- The Los Angeles police officer who shot and killed a Guatemalan immigrant who authorities said was threatening people with a knife is being sued by a man claiming he was unlawfully shot by the officer in 2008.
- A team of U.S. scientists and environmentalists met with Cuban officials this week to discuss a proposed alliance to protect the Gulf of Mexico’s declining shark population.
- Two percent of the quake debris in Haiti has been cleared since the earthquake that took place 8 months ago.
- Juan Mari Bras, a leading advocate for Puerto Rican independence who took his fight to the U.S. Congress and the United Nations, died Friday at his home in Rio Piedras, a suburb of San Juan. He was 82.
- President Mauricio Funes of El Salvador said Friday he doesn’t blame Mexico’s government for the massacre of 72 mainly Central American migrants, and called for a joint effort to fight drug cartels.
- Salvadoran police say they have found a third oil drum stuffed with millions of dollars in cash that they believe to be drug trafficking profits.
- Costa Rica will not block Nicaragua’s plans to dredge the Río San Juan despite claiming that the project is severely underbudgeted and would reduce the flow of water in the river.

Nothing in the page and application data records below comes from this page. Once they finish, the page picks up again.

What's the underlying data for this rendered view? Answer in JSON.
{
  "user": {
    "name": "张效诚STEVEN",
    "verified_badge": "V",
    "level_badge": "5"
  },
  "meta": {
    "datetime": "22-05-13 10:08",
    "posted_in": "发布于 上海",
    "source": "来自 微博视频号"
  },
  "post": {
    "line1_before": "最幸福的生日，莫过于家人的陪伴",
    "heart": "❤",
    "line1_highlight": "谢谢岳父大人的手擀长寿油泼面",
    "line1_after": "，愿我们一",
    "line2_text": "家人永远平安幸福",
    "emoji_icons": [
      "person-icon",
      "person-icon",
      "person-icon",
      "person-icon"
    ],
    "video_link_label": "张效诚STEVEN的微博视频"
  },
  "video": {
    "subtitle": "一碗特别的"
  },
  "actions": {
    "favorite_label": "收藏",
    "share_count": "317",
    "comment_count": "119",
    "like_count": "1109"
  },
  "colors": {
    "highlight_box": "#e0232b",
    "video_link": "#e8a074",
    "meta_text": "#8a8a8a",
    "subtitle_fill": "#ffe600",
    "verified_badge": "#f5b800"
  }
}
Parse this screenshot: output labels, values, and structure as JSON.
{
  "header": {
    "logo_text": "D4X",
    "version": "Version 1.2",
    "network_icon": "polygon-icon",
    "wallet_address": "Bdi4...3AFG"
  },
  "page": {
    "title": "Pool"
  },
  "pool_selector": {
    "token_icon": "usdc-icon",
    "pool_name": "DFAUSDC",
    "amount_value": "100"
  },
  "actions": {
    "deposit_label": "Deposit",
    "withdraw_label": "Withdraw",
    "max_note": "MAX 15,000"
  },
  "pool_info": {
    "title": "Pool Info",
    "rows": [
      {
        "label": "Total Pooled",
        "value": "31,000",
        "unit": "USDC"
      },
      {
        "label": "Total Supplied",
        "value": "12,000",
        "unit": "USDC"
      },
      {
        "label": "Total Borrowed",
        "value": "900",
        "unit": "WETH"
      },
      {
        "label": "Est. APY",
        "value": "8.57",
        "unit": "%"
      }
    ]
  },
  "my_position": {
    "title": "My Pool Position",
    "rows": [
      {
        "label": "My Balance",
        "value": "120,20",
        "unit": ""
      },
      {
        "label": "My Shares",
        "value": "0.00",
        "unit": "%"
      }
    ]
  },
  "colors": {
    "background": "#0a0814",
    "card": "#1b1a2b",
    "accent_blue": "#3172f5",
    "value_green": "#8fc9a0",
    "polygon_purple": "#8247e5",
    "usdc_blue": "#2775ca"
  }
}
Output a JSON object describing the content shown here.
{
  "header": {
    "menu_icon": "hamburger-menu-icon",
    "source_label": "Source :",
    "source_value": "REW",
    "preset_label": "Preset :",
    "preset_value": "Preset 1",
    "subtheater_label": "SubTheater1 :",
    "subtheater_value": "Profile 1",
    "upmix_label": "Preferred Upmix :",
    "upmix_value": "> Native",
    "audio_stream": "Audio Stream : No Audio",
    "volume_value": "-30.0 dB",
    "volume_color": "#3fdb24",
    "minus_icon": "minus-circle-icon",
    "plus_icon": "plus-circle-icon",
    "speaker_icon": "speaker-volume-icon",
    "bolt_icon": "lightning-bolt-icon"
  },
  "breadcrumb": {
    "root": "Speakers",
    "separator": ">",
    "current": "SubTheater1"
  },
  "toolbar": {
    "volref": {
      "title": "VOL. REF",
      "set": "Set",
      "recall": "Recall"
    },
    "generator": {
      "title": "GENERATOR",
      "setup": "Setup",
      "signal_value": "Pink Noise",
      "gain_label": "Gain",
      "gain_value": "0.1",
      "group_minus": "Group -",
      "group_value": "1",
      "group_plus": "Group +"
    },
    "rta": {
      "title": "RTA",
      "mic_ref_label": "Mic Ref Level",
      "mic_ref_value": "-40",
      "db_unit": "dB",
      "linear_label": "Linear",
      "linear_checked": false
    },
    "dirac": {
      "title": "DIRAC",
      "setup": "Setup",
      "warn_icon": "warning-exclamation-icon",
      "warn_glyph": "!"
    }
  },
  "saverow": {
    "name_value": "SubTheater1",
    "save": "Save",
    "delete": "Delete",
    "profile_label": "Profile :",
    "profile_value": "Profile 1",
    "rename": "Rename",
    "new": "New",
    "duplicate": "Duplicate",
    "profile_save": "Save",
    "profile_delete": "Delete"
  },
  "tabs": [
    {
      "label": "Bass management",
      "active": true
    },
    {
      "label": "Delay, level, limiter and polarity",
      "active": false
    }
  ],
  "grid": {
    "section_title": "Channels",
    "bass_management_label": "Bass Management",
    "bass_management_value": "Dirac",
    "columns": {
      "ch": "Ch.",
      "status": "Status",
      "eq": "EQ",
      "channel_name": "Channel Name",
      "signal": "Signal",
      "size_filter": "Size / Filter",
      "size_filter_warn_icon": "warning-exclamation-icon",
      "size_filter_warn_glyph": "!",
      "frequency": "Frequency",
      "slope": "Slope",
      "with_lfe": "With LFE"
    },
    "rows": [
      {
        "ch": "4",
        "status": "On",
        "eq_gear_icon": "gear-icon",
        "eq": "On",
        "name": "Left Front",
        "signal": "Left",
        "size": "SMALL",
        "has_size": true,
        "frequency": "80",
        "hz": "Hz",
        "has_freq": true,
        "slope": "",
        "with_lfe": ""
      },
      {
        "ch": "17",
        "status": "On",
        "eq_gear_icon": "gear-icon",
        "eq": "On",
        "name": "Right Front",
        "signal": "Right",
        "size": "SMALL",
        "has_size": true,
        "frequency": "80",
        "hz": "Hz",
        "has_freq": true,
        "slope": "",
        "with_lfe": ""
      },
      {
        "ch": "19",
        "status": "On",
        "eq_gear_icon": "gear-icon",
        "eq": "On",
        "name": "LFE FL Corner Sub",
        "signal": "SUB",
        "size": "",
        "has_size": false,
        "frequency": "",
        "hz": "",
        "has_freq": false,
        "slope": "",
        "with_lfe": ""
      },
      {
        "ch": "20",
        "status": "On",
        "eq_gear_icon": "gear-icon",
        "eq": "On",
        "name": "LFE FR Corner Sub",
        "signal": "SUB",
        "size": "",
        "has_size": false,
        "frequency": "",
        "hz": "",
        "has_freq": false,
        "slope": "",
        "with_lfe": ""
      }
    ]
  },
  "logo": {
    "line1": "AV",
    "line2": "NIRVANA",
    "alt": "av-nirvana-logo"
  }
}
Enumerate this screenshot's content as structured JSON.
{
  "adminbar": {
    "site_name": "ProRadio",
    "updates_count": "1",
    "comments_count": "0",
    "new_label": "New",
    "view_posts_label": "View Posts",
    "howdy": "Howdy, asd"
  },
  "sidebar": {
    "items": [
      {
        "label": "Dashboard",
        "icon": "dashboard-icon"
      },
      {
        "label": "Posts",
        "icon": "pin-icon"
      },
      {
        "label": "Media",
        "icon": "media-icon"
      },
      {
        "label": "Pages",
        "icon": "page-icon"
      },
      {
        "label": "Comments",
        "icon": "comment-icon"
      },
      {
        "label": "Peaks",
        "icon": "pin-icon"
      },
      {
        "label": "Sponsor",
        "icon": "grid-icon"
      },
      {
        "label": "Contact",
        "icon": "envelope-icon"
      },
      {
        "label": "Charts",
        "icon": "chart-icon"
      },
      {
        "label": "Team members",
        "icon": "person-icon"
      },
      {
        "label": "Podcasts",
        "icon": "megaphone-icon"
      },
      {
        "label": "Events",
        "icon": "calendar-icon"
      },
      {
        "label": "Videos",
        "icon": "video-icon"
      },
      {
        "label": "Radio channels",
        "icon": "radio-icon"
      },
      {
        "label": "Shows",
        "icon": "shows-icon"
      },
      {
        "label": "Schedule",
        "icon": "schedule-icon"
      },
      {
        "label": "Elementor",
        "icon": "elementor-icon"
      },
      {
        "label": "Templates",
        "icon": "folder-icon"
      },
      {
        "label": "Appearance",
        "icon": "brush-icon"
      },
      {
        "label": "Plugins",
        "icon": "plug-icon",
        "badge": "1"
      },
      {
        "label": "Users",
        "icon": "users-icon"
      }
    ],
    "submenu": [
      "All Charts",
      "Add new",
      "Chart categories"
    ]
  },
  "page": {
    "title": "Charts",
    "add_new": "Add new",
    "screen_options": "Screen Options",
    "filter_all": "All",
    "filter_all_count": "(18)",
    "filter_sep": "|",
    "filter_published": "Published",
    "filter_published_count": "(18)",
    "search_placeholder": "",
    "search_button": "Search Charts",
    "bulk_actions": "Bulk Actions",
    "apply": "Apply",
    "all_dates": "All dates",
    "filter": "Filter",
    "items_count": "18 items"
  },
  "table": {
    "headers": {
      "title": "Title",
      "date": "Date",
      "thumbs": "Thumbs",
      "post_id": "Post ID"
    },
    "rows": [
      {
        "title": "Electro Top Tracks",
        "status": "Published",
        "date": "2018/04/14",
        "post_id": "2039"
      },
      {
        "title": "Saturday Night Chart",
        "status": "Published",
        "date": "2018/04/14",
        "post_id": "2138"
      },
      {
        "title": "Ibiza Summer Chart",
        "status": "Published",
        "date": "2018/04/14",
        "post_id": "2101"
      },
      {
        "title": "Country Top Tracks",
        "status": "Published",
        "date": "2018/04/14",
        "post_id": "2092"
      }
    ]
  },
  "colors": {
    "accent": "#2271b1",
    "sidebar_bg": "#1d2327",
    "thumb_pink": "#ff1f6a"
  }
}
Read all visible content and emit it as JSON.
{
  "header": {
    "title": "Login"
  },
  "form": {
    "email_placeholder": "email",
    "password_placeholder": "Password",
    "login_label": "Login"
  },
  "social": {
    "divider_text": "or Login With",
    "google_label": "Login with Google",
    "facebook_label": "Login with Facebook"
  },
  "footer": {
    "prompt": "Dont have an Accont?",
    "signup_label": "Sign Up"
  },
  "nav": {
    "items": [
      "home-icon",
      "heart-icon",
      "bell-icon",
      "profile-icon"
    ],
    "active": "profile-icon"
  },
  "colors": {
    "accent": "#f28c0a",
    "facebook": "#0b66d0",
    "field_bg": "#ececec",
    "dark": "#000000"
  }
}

- Moody’s Investors Service raised Costa Rica’s government bond rating into investment-grade territory, saying the nation’s debt metrics have improved significantly over the past few years. A number of Latin American nations –including Brazil, Chile and Peru — have been praised by ratings agencies in recent months as they were less affected by the global economic slowdown than nations with more developed economies.
- Colombian President Juan Manuel Santos said Saturday he would “redouble” the military’s offensive against leftist guerillas after attack killed 40 police and military officers.
- Venezuelan intelligence agents have apprehended three suspected members of a Colombian paramilitary group, including a police officer from a town near the countries’ shared border.
- Leftist rebels firing homemade mortars killed at least eight police officers and wounded four in a pre-dawn attack Friday on a police barracks near the Colombia’s border with Ecuador.
- Michelle Bachelet, former president of Chile, is expected to lead a new U.N. post created to promote women’s rights.
- About 150 Brazilian agricultural workers living in the states of Rio de Janeiro and Minas Gerais were found working in slave-like conditions last month.
- Former Argentine president Néstor Kirchner underwent a successful angioplasty on Sunday after a routine checkup the day before.
- Oscar Tabarez renewed his contract as head coach of the Uruguayan national soccer team until 2014 after the team reached the semifinals in June’s World Cup.
Image: Gobierno Federal @ Flickr.